• WHAT NEEDS TO BE DONE
Gather each line containing the string "true" from these entries.

───── DATA SHOWN

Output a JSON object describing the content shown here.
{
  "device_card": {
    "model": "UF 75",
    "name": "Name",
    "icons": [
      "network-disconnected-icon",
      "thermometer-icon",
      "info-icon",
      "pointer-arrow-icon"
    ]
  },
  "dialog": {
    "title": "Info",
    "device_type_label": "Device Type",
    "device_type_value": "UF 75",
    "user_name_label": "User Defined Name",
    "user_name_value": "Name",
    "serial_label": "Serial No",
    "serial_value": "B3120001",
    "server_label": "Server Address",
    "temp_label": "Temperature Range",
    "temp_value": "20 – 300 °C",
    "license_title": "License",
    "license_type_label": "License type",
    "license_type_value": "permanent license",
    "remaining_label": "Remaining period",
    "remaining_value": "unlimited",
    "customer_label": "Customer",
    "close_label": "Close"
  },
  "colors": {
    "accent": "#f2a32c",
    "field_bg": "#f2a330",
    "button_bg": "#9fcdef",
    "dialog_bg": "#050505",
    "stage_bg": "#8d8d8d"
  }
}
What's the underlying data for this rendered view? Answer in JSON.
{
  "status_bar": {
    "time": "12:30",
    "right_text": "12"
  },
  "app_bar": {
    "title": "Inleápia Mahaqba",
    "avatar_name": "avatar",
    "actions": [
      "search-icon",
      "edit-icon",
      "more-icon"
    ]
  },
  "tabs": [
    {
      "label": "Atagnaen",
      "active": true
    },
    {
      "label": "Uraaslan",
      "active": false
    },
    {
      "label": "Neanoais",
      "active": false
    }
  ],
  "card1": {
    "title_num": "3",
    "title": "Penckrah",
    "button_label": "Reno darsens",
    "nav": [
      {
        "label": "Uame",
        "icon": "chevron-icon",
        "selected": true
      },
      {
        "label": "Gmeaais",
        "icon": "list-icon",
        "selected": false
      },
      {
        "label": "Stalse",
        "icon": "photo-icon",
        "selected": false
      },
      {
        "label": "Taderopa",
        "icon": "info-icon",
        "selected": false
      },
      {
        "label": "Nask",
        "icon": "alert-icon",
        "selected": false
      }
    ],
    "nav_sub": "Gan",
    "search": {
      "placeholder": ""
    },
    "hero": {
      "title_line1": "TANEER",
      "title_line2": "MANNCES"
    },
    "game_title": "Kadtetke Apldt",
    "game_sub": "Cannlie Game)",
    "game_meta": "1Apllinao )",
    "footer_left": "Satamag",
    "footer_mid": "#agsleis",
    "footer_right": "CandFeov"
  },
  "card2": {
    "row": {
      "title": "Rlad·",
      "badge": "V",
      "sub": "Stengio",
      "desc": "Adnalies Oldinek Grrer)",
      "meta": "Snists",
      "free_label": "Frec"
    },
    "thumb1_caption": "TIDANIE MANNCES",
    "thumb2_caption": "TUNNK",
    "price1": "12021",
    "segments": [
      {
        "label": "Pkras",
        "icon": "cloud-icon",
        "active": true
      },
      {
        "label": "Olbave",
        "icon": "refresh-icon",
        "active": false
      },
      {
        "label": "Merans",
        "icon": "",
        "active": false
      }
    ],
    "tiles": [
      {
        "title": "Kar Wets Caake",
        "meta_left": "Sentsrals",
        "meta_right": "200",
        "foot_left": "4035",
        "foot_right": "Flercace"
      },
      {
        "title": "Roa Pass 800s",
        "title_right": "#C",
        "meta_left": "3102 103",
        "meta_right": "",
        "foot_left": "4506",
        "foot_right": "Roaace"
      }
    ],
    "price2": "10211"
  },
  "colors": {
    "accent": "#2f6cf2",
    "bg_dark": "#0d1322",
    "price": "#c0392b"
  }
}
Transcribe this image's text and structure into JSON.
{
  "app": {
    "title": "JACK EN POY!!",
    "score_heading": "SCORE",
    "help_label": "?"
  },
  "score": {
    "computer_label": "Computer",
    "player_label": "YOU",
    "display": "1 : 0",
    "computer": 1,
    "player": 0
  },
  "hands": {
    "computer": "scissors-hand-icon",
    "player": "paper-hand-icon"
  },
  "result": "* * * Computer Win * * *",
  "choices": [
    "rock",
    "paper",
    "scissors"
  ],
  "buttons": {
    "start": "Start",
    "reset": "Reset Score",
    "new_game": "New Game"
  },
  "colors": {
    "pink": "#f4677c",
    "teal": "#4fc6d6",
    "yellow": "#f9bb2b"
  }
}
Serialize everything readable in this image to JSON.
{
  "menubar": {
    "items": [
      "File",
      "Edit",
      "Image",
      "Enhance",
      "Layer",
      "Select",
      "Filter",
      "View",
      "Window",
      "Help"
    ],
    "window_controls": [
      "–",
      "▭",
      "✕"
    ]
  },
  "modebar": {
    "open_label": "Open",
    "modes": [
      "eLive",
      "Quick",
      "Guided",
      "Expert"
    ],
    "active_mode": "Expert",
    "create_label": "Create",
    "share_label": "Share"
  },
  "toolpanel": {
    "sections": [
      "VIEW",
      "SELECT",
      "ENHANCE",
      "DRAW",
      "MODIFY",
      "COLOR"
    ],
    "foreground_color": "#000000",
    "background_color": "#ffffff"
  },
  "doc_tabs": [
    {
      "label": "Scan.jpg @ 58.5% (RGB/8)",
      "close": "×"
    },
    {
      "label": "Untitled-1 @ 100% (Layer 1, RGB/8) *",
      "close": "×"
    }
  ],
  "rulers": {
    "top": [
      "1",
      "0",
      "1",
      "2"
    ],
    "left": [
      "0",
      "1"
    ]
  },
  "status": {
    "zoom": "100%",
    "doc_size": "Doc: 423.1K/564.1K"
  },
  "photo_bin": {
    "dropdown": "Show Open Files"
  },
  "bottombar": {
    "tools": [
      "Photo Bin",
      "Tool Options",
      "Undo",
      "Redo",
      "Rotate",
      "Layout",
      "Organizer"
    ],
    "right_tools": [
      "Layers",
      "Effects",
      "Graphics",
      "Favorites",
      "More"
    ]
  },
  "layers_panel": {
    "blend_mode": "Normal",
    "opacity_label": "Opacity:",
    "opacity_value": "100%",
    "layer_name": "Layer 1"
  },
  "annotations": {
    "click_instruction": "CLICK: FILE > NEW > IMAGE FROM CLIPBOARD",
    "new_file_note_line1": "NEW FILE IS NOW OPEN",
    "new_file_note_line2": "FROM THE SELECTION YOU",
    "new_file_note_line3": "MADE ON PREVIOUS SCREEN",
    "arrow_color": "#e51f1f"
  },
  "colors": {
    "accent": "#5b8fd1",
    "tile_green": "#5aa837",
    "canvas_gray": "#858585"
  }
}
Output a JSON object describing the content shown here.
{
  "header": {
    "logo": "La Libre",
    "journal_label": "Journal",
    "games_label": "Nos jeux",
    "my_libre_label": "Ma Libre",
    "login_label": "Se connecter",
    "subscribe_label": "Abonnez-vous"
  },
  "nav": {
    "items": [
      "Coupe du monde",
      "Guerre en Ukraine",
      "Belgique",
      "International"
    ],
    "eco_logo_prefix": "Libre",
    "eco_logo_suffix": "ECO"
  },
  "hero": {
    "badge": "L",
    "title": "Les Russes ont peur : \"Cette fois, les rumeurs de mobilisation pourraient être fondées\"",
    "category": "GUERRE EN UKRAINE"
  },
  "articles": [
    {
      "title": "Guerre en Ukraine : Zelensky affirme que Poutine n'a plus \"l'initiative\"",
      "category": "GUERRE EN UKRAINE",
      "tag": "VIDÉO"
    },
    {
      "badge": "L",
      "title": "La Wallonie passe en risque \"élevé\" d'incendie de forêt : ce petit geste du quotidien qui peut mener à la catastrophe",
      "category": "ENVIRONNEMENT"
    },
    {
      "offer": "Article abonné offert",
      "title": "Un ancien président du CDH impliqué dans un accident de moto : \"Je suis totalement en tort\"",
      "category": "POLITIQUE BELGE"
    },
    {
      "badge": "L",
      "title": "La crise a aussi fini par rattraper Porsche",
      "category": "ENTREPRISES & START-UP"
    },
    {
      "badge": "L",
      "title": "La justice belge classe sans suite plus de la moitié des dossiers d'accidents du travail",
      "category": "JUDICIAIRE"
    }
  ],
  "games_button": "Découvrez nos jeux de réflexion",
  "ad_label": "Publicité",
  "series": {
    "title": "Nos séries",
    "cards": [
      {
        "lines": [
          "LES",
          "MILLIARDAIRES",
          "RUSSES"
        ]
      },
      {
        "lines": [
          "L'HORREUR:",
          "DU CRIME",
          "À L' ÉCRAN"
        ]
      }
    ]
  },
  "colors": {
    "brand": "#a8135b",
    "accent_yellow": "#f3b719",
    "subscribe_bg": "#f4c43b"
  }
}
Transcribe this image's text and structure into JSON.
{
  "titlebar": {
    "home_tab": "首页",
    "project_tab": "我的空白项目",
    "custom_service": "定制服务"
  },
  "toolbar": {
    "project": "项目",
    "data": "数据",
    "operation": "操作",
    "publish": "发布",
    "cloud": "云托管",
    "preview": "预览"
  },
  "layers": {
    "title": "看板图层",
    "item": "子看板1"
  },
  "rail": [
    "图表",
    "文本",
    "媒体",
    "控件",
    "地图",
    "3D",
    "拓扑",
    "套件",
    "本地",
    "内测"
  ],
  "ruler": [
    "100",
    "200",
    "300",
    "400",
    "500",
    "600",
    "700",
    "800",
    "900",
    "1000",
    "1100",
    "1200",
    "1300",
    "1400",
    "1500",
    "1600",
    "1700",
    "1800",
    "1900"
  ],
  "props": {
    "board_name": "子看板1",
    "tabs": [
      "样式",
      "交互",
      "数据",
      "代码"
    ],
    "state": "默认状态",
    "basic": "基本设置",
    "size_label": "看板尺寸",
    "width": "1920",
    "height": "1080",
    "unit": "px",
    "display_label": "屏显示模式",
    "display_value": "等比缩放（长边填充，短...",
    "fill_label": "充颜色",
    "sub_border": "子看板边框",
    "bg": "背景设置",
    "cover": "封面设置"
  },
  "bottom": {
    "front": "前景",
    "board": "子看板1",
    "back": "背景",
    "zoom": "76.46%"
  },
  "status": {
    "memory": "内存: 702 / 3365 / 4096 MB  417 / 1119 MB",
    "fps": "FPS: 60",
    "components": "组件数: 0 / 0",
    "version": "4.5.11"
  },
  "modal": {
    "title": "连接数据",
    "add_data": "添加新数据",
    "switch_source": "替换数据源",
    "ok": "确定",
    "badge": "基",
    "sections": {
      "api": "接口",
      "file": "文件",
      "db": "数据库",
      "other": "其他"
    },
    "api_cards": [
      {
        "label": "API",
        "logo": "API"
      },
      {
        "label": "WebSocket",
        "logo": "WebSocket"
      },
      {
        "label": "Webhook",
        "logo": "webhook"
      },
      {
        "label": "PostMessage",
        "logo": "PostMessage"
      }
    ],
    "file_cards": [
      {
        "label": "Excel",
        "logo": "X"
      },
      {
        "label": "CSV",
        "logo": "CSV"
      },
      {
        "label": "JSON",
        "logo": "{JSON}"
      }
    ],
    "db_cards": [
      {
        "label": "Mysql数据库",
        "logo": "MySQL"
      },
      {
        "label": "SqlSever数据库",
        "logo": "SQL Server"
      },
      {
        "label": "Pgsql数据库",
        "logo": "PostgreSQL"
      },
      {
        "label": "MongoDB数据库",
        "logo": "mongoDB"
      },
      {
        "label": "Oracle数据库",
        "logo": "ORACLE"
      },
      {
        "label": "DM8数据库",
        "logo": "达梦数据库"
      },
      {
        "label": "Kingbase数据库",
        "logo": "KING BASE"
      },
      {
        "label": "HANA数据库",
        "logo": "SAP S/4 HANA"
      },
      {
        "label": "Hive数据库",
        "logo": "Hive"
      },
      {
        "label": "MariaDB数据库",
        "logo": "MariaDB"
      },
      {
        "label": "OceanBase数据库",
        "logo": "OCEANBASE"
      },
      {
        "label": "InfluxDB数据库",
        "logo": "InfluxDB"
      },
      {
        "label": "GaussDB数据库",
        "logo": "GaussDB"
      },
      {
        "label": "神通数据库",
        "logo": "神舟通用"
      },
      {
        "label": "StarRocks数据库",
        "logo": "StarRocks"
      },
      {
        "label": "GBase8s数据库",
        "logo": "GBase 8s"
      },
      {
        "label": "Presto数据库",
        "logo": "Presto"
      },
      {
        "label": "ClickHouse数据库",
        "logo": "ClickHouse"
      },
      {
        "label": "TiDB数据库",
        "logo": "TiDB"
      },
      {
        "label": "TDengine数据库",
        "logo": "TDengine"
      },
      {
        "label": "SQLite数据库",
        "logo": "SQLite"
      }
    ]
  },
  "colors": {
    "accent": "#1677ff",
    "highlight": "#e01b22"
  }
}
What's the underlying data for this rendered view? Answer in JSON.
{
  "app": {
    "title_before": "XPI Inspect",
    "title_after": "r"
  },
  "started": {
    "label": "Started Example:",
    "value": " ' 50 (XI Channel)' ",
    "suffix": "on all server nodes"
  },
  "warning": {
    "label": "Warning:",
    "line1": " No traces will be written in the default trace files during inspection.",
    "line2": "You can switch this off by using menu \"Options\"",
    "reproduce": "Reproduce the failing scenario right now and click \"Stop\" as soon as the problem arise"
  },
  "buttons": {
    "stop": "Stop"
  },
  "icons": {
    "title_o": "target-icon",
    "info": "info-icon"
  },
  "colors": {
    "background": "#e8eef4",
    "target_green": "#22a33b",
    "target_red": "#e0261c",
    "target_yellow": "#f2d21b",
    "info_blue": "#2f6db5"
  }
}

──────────

• REPLY TO THE TASK
      "active": true
        "selected": true
        "active": true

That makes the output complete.